### STUDY MATERIAL

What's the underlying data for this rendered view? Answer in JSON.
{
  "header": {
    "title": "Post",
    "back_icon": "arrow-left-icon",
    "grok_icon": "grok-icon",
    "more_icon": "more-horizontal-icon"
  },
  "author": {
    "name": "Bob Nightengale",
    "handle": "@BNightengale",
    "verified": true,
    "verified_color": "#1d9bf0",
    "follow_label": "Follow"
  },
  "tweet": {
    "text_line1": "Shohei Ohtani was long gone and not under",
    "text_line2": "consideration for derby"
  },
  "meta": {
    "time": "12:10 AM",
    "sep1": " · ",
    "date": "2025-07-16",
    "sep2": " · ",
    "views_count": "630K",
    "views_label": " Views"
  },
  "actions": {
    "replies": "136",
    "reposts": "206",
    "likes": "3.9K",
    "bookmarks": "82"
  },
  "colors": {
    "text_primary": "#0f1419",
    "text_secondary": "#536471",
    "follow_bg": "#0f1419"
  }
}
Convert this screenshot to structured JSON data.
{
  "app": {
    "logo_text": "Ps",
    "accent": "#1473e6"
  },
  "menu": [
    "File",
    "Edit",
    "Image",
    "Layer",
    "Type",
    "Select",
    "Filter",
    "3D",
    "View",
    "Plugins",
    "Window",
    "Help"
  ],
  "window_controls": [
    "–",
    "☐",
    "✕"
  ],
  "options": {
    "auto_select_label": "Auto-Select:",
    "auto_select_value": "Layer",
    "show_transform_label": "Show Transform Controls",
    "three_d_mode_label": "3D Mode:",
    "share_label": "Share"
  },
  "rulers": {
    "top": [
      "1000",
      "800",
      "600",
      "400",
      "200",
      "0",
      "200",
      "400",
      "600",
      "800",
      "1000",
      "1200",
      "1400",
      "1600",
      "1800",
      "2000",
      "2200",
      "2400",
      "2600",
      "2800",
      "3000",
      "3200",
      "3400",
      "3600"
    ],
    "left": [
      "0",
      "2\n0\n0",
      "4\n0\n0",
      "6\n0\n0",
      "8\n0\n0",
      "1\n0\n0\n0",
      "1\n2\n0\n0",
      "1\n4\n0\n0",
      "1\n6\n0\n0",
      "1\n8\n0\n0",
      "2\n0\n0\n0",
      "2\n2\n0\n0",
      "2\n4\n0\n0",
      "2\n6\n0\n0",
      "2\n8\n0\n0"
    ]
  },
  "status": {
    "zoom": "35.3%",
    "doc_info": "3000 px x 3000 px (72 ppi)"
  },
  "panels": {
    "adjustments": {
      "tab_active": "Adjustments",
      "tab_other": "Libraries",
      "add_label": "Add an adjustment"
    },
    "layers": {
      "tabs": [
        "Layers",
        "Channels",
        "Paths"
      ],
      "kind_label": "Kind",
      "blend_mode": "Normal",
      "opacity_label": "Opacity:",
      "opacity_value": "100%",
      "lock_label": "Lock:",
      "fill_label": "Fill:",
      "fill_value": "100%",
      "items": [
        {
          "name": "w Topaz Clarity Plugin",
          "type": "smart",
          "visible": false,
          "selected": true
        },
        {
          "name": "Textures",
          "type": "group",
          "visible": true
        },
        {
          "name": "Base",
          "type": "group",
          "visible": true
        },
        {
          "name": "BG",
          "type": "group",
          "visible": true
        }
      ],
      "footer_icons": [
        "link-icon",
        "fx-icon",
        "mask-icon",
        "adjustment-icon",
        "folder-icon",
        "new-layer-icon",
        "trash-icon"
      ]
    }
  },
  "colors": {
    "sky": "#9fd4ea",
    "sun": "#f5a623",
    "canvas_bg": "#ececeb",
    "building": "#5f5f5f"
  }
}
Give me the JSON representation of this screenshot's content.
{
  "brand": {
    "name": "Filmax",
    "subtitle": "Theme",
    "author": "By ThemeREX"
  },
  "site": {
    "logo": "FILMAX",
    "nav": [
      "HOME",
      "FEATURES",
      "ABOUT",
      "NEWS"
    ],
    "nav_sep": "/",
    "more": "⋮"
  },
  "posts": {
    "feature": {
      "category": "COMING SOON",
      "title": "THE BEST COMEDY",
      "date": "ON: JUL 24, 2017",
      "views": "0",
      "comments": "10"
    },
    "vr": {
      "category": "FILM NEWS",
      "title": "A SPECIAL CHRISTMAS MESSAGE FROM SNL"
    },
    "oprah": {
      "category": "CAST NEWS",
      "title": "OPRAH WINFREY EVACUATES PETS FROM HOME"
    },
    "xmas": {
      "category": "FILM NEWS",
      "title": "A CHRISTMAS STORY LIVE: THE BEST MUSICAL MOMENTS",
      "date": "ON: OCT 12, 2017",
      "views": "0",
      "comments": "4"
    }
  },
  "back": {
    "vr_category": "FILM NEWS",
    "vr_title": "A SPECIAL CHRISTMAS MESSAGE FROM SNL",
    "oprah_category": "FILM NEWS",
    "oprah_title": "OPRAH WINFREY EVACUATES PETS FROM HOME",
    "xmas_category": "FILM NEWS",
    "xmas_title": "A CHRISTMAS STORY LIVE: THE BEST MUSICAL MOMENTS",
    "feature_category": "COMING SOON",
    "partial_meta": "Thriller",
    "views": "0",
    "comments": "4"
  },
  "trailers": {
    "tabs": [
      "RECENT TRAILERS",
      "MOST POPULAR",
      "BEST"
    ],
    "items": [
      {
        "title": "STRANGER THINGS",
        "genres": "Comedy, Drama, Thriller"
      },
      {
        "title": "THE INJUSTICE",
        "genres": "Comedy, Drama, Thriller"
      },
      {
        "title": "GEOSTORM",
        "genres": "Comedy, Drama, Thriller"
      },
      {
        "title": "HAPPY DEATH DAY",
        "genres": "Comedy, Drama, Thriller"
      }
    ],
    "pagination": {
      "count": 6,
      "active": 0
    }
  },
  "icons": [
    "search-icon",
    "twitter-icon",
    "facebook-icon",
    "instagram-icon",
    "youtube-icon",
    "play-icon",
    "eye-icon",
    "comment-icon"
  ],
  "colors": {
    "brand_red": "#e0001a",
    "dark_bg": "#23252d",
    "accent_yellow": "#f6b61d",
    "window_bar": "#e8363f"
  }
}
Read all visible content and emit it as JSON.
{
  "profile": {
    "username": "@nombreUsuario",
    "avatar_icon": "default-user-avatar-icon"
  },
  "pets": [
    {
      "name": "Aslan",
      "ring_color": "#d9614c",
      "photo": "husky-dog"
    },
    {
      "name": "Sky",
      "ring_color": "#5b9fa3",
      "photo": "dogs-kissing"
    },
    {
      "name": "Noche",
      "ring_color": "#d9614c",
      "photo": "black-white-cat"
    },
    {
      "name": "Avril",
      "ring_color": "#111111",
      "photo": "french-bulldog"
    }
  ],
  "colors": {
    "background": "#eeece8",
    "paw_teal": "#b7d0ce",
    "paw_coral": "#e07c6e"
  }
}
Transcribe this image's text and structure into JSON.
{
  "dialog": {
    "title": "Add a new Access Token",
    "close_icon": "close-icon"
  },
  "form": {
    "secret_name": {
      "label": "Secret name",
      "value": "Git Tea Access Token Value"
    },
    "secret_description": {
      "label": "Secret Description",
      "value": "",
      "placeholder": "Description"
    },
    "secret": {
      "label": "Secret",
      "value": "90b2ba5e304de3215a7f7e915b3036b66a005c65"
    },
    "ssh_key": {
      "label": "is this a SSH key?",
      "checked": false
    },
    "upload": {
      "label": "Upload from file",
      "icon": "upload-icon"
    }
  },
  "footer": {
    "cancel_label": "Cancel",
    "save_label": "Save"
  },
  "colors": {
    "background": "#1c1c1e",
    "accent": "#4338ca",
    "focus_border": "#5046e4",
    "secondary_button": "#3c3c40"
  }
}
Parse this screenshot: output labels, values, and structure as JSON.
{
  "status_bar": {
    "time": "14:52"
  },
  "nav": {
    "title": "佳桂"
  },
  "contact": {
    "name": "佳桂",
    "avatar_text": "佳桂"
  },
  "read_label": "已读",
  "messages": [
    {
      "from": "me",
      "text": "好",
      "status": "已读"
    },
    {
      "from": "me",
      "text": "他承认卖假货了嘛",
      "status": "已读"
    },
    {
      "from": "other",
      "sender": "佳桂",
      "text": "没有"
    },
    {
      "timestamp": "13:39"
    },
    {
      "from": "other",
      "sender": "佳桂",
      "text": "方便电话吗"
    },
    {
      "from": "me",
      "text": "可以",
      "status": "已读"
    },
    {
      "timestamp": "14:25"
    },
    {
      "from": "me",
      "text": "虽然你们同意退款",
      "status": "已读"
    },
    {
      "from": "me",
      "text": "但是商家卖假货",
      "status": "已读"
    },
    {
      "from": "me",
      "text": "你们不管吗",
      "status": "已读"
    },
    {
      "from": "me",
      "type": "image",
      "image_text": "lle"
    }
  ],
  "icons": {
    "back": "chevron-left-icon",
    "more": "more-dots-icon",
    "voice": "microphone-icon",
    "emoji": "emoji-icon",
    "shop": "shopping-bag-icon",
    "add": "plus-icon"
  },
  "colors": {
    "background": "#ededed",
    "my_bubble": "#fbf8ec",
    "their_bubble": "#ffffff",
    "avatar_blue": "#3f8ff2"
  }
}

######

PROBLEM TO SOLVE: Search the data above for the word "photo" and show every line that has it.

SOLUTION FOR THIS PROBLEM:
      "photo": "husky-dog"
      "photo": "dogs-kissing"
      "photo": "black-white-cat"
      "photo": "french-bulldog"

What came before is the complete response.